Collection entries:

-------

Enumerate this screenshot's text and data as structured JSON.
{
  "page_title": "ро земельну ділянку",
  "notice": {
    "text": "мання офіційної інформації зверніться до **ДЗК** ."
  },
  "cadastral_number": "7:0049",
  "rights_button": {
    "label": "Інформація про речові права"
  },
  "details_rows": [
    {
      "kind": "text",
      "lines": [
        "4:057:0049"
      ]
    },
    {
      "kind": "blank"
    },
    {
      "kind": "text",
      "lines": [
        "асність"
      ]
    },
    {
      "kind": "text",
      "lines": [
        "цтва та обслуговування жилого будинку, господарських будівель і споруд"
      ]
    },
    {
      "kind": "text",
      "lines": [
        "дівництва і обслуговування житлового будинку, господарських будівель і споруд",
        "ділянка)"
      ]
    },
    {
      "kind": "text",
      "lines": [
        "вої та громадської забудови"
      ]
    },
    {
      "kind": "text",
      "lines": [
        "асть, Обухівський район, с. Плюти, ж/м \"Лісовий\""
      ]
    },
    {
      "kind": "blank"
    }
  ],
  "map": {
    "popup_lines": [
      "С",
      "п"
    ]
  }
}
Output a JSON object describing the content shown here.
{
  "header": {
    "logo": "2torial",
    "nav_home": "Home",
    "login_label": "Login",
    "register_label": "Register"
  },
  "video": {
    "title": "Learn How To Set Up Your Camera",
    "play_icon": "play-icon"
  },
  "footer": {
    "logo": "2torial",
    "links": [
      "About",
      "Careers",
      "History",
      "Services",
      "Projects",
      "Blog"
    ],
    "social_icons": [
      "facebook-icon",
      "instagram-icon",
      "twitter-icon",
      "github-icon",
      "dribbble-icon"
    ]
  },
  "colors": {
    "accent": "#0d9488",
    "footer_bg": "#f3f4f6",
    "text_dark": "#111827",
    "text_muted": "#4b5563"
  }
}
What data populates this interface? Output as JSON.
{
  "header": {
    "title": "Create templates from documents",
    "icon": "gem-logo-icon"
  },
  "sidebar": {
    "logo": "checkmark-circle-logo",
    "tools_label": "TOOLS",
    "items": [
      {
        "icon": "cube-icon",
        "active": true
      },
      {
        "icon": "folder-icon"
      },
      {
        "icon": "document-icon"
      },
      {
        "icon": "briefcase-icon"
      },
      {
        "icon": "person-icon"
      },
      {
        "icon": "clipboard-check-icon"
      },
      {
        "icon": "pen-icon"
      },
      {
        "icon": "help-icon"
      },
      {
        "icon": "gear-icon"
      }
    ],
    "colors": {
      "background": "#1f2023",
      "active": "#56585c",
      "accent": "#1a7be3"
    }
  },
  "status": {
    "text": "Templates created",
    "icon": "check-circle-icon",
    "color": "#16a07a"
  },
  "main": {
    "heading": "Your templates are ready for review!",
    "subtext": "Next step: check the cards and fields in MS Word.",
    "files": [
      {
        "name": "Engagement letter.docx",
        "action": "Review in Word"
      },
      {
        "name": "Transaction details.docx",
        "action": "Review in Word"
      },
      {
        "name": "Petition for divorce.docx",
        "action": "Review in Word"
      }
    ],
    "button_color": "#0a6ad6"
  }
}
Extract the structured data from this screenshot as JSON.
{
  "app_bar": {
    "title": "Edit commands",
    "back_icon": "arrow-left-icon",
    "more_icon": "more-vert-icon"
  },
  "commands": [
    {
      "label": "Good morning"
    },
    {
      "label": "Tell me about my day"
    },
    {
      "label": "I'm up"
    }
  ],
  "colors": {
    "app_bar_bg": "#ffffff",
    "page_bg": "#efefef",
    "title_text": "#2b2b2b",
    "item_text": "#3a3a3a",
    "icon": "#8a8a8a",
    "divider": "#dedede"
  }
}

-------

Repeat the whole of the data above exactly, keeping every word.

Enumerate this screenshot's text and data as structured JSON.
{
  "page_title": "ро земельну ділянку",
  "notice": {
    "text": "мання офіційної інформації зверніться до **ДЗК** ."
  },
  "cadastral_number": "7:0049",
  "rights_button": {
    "label": "Інформація про речові права"
  },
  "details_rows": [
    {
      "kind": "text",
      "lines": [
        "4:057:0049"
      ]
    },
    {
      "kind": "blank"
    },
    {
      "kind": "text",
      "lines": [
        "асність"
      ]
    },
    {
      "kind": "text",
      "lines": [
        "цтва та обслуговування жилого будинку, господарських будівель і споруд"
      ]
    },
    {
      "kind": "text",
      "lines": [
        "дівництва і обслуговування житлового будинку, господарських будівель і споруд",
        "ділянка)"
      ]
    },
    {
      "kind": "text",
      "lines": [
        "вої та громадської забудови"
      ]
    },
    {
      "kind": "text",
      "lines": [
        "асть, Обухівський район, с. Плюти, ж/м \"Лісовий\""
      ]
    },
    {
      "kind": "blank"
    }
  ],
  "map": {
    "popup_lines": [
      "С",
      "п"
    ]
  }
}
Output a JSON object describing the content shown here.
{
  "header": {
    "logo": "2torial",
    "nav_home": "Home",
    "login_label": "Login",
    "register_label": "Register"
  },
  "video": {
    "title": "Learn How To Set Up Your Camera",
    "play_icon": "play-icon"
  },
  "footer": {
    "logo": "2torial",
    "links": [
      "About",
      "Careers",
      "History",
      "Services",
      "Projects",
      "Blog"
    ],
    "social_icons": [
      "facebook-icon",
      "instagram-icon",
      "twitter-icon",
      "github-icon",
      "dribbble-icon"
    ]
  },
  "colors": {
    "accent": "#0d9488",
    "footer_bg": "#f3f4f6",
    "text_dark": "#111827",
    "text_muted": "#4b5563"
  }
}
What data populates this interface? Output as JSON.
{
  "header": {
    "title": "Create templates from documents",
    "icon": "gem-logo-icon"
  },
  "sidebar": {
    "logo": "checkmark-circle-logo",
    "tools_label": "TOOLS",
    "items": [
      {
        "icon": "cube-icon",
        "active": true
      },
      {
        "icon": "folder-icon"
      },
      {
        "icon": "document-icon"
      },
      {
        "icon": "briefcase-icon"
      },
      {
        "icon": "person-icon"
      },
      {
        "icon": "clipboard-check-icon"
      },
      {
        "icon": "pen-icon"
      },
      {
        "icon": "help-icon"
      },
      {
        "icon": "gear-icon"
      }
    ],
    "colors": {
      "background": "#1f2023",
      "active": "#56585c",
      "accent": "#1a7be3"
    }
  },
  "status": {
    "text": "Templates created",
    "icon": "check-circle-icon",
    "color": "#16a07a"
  },
  "main": {
    "heading": "Your templates are ready for review!",
    "subtext": "Next step: check the cards and fields in MS Word.",
    "files": [
      {
        "name": "Engagement letter.docx",
        "action": "Review in Word"
      },
      {
        "name": "Transaction details.docx",
        "action": "Review in Word"
      },
      {
        "name": "Petition for divorce.docx",
        "action": "Review in Word"
      }
    ],
    "button_color": "#0a6ad6"
  }
}
Extract the structured data from this screenshot as JSON.
{
  "app_bar": {
    "title": "Edit commands",
    "back_icon": "arrow-left-icon",
    "more_icon": "more-vert-icon"
  },
  "commands": [
    {
      "label": "Good morning"
    },
    {
      "label": "Tell me about my day"
    },
    {
      "label": "I'm up"
    }
  ],
  "colors": {
    "app_bar_bg": "#ffffff",
    "page_bg": "#efefef",
    "title_text": "#2b2b2b",
    "item_text": "#3a3a3a",
    "icon": "#8a8a8a",
    "divider": "#dedede"
  }
}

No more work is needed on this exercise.